Continuing with our discussion on managed care options, apart from the first point Health Maintenance Organizations (HMO) we have the following plans.
2. Preferred Provider Organizations (PPO)
This plan involves levying of charges on a fee-for-service basis. The health insurer pays the participating doctors, hospitals and health care providers on a negotiated, discounted fee schedule. When you choose the in-network healthcare services, the costs are lower but you have the option of going out-of-network, if you desire.
In case, if you wish to select a physician out of the network, you are generally required to pay the difference between what the provider charges and what the plan pays.
3. Point of service plans
Popularly called as POS, these plans have similarity to the indemnity-type option. The primary care doctors selected by the individual generally make referrals to other physicians within the plan.
If the primary care doctor makes a referral out of the plan, the POS plan pays almost all or most of the medical bill. However, if you select an external medical expert yourself (apart from the list prescribed by the health insurance provider), you will be required to bear the cost medical care arising out of such a situation.
C. Health Insurance sponsored by state governments
Apart from the dozens of private players in the health insurance arena, government too has its own schemes to take care of the health of its citizens.
It is a federal or state public assistance program created in the year 1965. It is a health insurance plan exclusively created to cater to the needs of poor people who are unable to meet the cost of health insurance provided by private players. It is administered by the concerned state governments. All states have this plan under its ambit but they differ on eligibility levels and coverage benefits.

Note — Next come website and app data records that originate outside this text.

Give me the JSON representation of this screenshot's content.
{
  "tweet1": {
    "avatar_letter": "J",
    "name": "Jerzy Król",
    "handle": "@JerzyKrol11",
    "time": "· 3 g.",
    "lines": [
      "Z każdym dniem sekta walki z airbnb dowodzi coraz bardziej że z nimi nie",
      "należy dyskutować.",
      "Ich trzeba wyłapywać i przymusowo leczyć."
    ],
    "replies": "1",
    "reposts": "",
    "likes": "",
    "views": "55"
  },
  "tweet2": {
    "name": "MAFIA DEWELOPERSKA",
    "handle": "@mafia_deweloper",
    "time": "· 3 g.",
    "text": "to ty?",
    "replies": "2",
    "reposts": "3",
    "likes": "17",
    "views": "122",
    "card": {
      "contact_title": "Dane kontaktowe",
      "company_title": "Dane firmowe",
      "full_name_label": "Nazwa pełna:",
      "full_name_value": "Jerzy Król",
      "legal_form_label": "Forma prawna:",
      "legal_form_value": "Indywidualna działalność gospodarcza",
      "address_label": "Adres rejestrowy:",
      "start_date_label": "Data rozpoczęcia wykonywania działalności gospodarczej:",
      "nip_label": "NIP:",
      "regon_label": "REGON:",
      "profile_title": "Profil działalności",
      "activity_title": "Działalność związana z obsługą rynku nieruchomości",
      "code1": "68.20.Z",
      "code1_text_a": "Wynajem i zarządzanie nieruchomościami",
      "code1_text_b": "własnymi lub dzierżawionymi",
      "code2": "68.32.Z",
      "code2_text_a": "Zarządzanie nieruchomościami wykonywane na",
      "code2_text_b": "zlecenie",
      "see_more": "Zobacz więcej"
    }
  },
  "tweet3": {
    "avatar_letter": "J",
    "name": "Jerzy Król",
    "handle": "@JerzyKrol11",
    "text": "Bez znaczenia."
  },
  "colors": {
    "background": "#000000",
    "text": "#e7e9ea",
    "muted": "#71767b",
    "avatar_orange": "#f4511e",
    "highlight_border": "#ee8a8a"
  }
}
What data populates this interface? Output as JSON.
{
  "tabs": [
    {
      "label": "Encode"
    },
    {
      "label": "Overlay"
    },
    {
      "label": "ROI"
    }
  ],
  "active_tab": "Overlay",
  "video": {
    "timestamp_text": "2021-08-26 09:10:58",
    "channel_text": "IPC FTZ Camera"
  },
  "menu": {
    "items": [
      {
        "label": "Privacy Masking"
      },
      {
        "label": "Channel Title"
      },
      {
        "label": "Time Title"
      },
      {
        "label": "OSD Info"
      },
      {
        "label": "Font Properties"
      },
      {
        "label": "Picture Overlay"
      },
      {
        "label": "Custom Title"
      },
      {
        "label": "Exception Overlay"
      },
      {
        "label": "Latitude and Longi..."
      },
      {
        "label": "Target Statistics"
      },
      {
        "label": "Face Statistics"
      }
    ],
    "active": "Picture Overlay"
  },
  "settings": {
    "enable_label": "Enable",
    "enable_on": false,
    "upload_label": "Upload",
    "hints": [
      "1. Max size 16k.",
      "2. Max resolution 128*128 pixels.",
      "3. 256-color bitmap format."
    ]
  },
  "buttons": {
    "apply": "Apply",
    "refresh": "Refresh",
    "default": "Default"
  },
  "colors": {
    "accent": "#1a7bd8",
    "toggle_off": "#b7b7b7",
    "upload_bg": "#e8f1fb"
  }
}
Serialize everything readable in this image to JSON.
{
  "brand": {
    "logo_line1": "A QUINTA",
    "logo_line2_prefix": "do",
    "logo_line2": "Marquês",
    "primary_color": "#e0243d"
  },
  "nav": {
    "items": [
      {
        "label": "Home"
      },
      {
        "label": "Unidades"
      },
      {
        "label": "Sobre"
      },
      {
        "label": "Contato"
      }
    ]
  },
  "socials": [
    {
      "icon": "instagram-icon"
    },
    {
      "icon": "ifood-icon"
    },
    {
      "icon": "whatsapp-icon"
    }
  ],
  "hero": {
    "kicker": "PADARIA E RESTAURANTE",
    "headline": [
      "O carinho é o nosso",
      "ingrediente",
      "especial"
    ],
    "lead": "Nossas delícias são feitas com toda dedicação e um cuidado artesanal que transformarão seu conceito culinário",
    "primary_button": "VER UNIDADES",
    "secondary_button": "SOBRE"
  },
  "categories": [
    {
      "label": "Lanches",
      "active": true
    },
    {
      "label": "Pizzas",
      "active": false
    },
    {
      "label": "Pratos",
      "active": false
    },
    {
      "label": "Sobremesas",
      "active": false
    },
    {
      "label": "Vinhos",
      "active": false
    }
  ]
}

It is a federal government program meant for people who are 65 and above in age, or for those who suffer from certain disabilities and this plan has built in option to pay a part of the cost involved in hospitalization, surgery, doctors’ bills, home health care apart from skilled nursing care.
3. State Children’s Health Insurance Program (SCHIP)
Known by different names in different states, this SCHIP is administered at the state level and intended to provide health insurance care to low income or poor children whose parents do not qualify for Medicaid.
4. Military Health Care
The military has its own plans to cater to the needs of the personnel in the uniformed services. There are different plans like Civilian Health and Medical Program of the Uniformed Services (TRICARE / CHAMPUS) and Civilian Health and Medical Program of the Department of Veterans Affairs (CHAMPVA). The Department of Veterans Affairs (VA) has its own health insurance plans.
5. Each state has specific plans, known by different names for the welfare of its low-income uninsured individuals.
6. Indian Health Service (IHS)
This plan is offered by the Department of Health and Human Services offering medical assistance to eligible American Indians at IHS facilities. In addition, the IHS helps pay the cost of selected health care services provided at non-IHS facilities.